Required action >>
Reproduce the material that follows, keeping every line exactly as it is.

--

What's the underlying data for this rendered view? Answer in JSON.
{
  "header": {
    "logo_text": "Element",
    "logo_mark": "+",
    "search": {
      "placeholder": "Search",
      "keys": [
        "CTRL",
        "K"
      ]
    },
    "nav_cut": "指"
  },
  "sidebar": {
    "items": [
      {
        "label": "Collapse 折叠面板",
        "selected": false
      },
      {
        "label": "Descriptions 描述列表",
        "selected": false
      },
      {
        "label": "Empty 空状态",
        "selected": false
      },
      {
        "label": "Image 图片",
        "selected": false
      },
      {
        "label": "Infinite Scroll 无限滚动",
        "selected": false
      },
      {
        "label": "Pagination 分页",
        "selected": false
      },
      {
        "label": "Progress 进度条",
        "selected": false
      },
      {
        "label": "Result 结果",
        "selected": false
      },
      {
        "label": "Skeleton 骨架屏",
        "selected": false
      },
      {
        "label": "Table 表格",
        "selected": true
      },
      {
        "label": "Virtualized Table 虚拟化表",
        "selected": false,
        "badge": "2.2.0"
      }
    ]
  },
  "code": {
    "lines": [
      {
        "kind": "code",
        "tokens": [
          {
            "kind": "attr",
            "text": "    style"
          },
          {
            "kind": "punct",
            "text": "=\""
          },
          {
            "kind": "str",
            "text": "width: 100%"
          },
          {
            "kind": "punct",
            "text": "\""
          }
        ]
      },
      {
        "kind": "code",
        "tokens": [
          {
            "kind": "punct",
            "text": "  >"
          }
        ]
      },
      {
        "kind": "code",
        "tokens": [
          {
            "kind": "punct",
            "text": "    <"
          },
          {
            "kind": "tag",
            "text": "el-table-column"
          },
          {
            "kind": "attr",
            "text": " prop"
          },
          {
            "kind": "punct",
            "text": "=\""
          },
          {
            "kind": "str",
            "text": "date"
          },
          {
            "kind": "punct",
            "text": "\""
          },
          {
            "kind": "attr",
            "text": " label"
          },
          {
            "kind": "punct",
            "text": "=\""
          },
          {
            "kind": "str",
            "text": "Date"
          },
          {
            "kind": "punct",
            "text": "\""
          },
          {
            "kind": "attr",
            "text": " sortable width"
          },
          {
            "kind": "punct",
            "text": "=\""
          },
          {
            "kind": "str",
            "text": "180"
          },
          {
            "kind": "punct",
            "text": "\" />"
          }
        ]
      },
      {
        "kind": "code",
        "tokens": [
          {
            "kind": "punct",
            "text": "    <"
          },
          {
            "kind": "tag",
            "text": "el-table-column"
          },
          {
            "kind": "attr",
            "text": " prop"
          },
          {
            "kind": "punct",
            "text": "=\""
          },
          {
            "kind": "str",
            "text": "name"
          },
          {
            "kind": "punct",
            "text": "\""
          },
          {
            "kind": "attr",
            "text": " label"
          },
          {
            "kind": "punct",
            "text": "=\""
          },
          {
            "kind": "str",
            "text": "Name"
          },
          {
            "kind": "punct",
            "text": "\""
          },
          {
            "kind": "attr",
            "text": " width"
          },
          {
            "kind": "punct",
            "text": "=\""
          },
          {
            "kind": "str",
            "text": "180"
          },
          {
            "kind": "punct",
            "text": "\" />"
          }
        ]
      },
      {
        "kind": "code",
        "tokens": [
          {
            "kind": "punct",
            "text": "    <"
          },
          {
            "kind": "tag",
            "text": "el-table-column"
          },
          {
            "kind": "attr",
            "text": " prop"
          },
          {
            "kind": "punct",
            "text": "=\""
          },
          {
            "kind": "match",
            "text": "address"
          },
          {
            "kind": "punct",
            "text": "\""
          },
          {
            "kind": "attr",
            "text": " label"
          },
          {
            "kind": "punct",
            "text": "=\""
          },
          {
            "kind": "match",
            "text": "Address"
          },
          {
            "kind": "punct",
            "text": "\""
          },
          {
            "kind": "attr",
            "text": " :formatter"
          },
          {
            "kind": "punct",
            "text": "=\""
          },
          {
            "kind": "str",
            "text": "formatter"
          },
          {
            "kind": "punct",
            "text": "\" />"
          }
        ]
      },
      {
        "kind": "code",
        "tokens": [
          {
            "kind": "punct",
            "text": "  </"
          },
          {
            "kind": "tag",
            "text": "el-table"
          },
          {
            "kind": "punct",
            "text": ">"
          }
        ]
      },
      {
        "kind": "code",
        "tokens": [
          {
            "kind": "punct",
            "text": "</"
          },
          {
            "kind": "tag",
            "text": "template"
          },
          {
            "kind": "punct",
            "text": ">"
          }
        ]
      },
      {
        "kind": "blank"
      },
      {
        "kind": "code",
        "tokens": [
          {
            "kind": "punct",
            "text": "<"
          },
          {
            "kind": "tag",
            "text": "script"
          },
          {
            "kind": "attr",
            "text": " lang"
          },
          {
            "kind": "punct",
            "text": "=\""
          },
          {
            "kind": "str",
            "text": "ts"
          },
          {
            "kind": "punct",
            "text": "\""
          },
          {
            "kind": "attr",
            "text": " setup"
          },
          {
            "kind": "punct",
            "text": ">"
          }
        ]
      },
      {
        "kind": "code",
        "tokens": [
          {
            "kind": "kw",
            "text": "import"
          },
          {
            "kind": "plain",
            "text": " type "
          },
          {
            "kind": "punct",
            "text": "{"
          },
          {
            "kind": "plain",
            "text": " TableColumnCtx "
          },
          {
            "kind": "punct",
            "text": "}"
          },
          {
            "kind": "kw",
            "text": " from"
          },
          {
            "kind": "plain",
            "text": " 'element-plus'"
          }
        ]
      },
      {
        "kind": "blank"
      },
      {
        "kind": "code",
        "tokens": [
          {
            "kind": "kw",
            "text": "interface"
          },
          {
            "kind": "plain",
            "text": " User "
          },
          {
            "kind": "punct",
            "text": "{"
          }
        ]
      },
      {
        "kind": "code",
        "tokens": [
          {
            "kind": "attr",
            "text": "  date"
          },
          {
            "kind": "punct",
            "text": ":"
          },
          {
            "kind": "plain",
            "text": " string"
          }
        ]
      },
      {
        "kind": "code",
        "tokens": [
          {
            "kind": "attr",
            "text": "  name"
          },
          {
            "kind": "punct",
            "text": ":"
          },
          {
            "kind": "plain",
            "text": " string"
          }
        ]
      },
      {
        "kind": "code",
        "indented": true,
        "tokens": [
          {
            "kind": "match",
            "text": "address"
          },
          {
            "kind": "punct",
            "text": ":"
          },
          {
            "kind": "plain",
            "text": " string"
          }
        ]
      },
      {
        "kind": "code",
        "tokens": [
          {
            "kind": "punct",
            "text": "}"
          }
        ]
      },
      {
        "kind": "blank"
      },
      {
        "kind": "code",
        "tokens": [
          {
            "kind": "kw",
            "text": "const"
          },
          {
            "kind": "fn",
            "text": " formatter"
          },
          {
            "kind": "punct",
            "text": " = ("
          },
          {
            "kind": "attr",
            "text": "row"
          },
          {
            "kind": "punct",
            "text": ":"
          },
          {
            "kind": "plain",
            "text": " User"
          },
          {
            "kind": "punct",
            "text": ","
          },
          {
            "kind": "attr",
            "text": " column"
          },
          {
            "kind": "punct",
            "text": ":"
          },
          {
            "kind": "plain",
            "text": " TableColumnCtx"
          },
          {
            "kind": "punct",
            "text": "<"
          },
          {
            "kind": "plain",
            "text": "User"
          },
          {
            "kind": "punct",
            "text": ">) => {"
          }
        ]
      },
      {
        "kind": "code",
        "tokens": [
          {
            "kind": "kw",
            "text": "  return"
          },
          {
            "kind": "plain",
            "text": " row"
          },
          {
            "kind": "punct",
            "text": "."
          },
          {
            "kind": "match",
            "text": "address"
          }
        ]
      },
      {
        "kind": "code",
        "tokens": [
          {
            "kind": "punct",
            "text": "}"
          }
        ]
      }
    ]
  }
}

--

Answer to the exercise >>
What's the underlying data for this rendered view? Answer in JSON.
{
  "header": {
    "logo_text": "Element",
    "logo_mark": "+",
    "search": {
      "placeholder": "Search",
      "keys": [
        "CTRL",
        "K"
      ]
    },
    "nav_cut": "指"
  },
  "sidebar": {
    "items": [
      {
        "label": "Collapse 折叠面板",
        "selected": false
      },
      {
        "label": "Descriptions 描述列表",
        "selected": false
      },
      {
        "label": "Empty 空状态",
        "selected": false
      },
      {
        "label": "Image 图片",
        "selected": false
      },
      {
        "label": "Infinite Scroll 无限滚动",
        "selected": false
      },
      {
        "label": "Pagination 分页",
        "selected": false
      },
      {
        "label": "Progress 进度条",
        "selected": false
      },
      {
        "label": "Result 结果",
        "selected": false
      },
      {
        "label": "Skeleton 骨架屏",
        "selected": false
      },
      {
        "label": "Table 表格",
        "selected": true
      },
      {
        "label": "Virtualized Table 虚拟化表",
        "selected": false,
        "badge": "2.2.0"
      }
    ]
  },
  "code": {
    "lines": [
      {
        "kind": "code",
        "tokens": [
          {
            "kind": "attr",
            "text": "    style"
          },
          {
            "kind": "punct",
            "text": "=\""
          },
          {
            "kind": "str",
            "text": "width: 100%"
          },
          {
            "kind": "punct",
            "text": "\""
          }
        ]
      },
      {
        "kind": "code",
        "tokens": [
          {
            "kind": "punct",
            "text": "  >"
          }
        ]
      },
      {
        "kind": "code",
        "tokens": [
          {
            "kind": "punct",
            "text": "    <"
          },
          {
            "kind": "tag",
            "text": "el-table-column"
          },
          {
            "kind": "attr",
            "text": " prop"
          },
          {
            "kind": "punct",
            "text": "=\""
          },
          {
            "kind": "str",
            "text": "date"
          },
          {
            "kind": "punct",
            "text": "\""
          },
          {
            "kind": "attr",
            "text": " label"
          },
          {
            "kind": "punct",
            "text": "=\""
          },
          {
            "kind": "str",
            "text": "Date"
          },
          {
            "kind": "punct",
            "text": "\""
          },
          {
            "kind": "attr",
            "text": " sortable width"
          },
          {
            "kind": "punct",
            "text": "=\""
          },
          {
            "kind": "str",
            "text": "180"
          },
          {
            "kind": "punct",
            "text": "\" />"
          }
        ]
      },
      {
        "kind": "code",
        "tokens": [
          {
            "kind": "punct",
            "text": "    <"
          },
          {
            "kind": "tag",
            "text": "el-table-column"
          },
          {
            "kind": "attr",
            "text": " prop"
          },
          {
            "kind": "punct",
            "text": "=\""
          },
          {
            "kind": "str",
            "text": "name"
          },
          {
            "kind": "punct",
            "text": "\""
          },
          {
            "kind": "attr",
            "text": " label"
          },
          {
            "kind": "punct",
            "text": "=\""
          },
          {
            "kind": "str",
            "text": "Name"
          },
          {
            "kind": "punct",
            "text": "\""
          },
          {
            "kind": "attr",
            "text": " width"
          },
          {
            "kind": "punct",
            "text": "=\""
          },
          {
            "kind": "str",
            "text": "180"
          },
          {
            "kind": "punct",
            "text": "\" />"
          }
        ]
      },
      {
        "kind": "code",
        "tokens": [
          {
            "kind": "punct",
            "text": "    <"
          },
          {
            "kind": "tag",
            "text": "el-table-column"
          },
          {
            "kind": "attr",
            "text": " prop"
          },
          {
            "kind": "punct",
            "text": "=\""
          },
          {
            "kind": "match",
            "text": "address"
          },
          {
            "kind": "punct",
            "text": "\""
          },
          {
            "kind": "attr",
            "text": " label"
          },
          {
            "kind": "punct",
            "text": "=\""
          },
          {
            "kind": "match",
            "text": "Address"
          },
          {
            "kind": "punct",
            "text": "\""
          },
          {
            "kind": "attr",
            "text": " :formatter"
          },
          {
            "kind": "punct",
            "text": "=\""
          },
          {
            "kind": "str",
            "text": "formatter"
          },
          {
            "kind": "punct",
            "text": "\" />"
          }
        ]
      },
      {
        "kind": "code",
        "tokens": [
          {
            "kind": "punct",
            "text": "  </"
          },
          {
            "kind": "tag",
            "text": "el-table"
          },
          {
            "kind": "punct",
            "text": ">"
          }
        ]
      },
      {
        "kind": "code",
        "tokens": [
          {
            "kind": "punct",
            "text": "</"
          },
          {
            "kind": "tag",
            "text": "template"
          },
          {
            "kind": "punct",
            "text": ">"
          }
        ]
      },
      {
        "kind": "blank"
      },
      {
        "kind": "code",
        "tokens": [
          {
            "kind": "punct",
            "text": "<"
          },
          {
            "kind": "tag",
            "text": "script"
          },
          {
            "kind": "attr",
            "text": " lang"
          },
          {
            "kind": "punct",
            "text": "=\""
          },
          {
            "kind": "str",
            "text": "ts"
          },
          {
            "kind": "punct",
            "text": "\""
          },
          {
            "kind": "attr",
            "text": " setup"
          },
          {
            "kind": "punct",
            "text": ">"
          }
        ]
      },
      {
        "kind": "code",
        "tokens": [
          {
            "kind": "kw",
            "text": "import"
          },
          {
            "kind": "plain",
            "text": " type "
          },
          {
            "kind": "punct",
            "text": "{"
          },
          {
            "kind": "plain",
            "text": " TableColumnCtx "
          },
          {
            "kind": "punct",
            "text": "}"
          },
          {
            "kind": "kw",
            "text": " from"
          },
          {
            "kind": "plain",
            "text": " 'element-plus'"
          }
        ]
      },
      {
        "kind": "blank"
      },
      {
        "kind": "code",
        "tokens": [
          {
            "kind": "kw",
            "text": "interface"
          },
          {
            "kind": "plain",
            "text": " User "
          },
          {
            "kind": "punct",
            "text": "{"
          }
        ]
      },
      {
        "kind": "code",
        "tokens": [
          {
            "kind": "attr",
            "text": "  date"
          },
          {
            "kind": "punct",
            "text": ":"
          },
          {
            "kind": "plain",
            "text": " string"
          }
        ]
      },
      {
        "kind": "code",
        "tokens": [
          {
            "kind": "attr",
            "text": "  name"
          },
          {
            "kind": "punct",
            "text": ":"
          },
          {
            "kind": "plain",
            "text": " string"
          }
        ]
      },
      {
        "kind": "code",
        "indented": true,
        "tokens": [
          {
            "kind": "match",
            "text": "address"
          },
          {
            "kind": "punct",
            "text": ":"
          },
          {
            "kind": "plain",
            "text": " string"
          }
        ]
      },
      {
        "kind": "code",
        "tokens": [
          {
            "kind": "punct",
            "text": "}"
          }
        ]
      },
      {
        "kind": "blank"
      },
      {
        "kind": "code",
        "tokens": [
          {
            "kind": "kw",
            "text": "const"
          },
          {
            "kind": "fn",
            "text": " formatter"
          },
          {
            "kind": "punct",
            "text": " = ("
          },
          {
            "kind": "attr",
            "text": "row"
          },
          {
            "kind": "punct",
            "text": ":"
          },
          {
            "kind": "plain",
            "text": " User"
          },
          {
            "kind": "punct",
            "text": ","
          },
          {
            "kind": "attr",
            "text": " column"
          },
          {
            "kind": "punct",
            "text": ":"
          },
          {
            "kind": "plain",
            "text": " TableColumnCtx"
          },
          {
            "kind": "punct",
            "text": "<"
          },
          {
            "kind": "plain",
            "text": "User"
          },
          {
            "kind": "punct",
            "text": ">) => {"
          }
        ]
      },
      {
        "kind": "code",
        "tokens": [
          {
            "kind": "kw",
            "text": "  return"
          },
          {
            "kind": "plain",
            "text": " row"
          },
          {
            "kind": "punct",
            "text": "."
          },
          {
            "kind": "match",
            "text": "address"
          }
        ]
      },
      {
        "kind": "code",
        "tokens": [
          {
            "kind": "punct",
            "text": "}"
          }
        ]
      }
    ]
  }
}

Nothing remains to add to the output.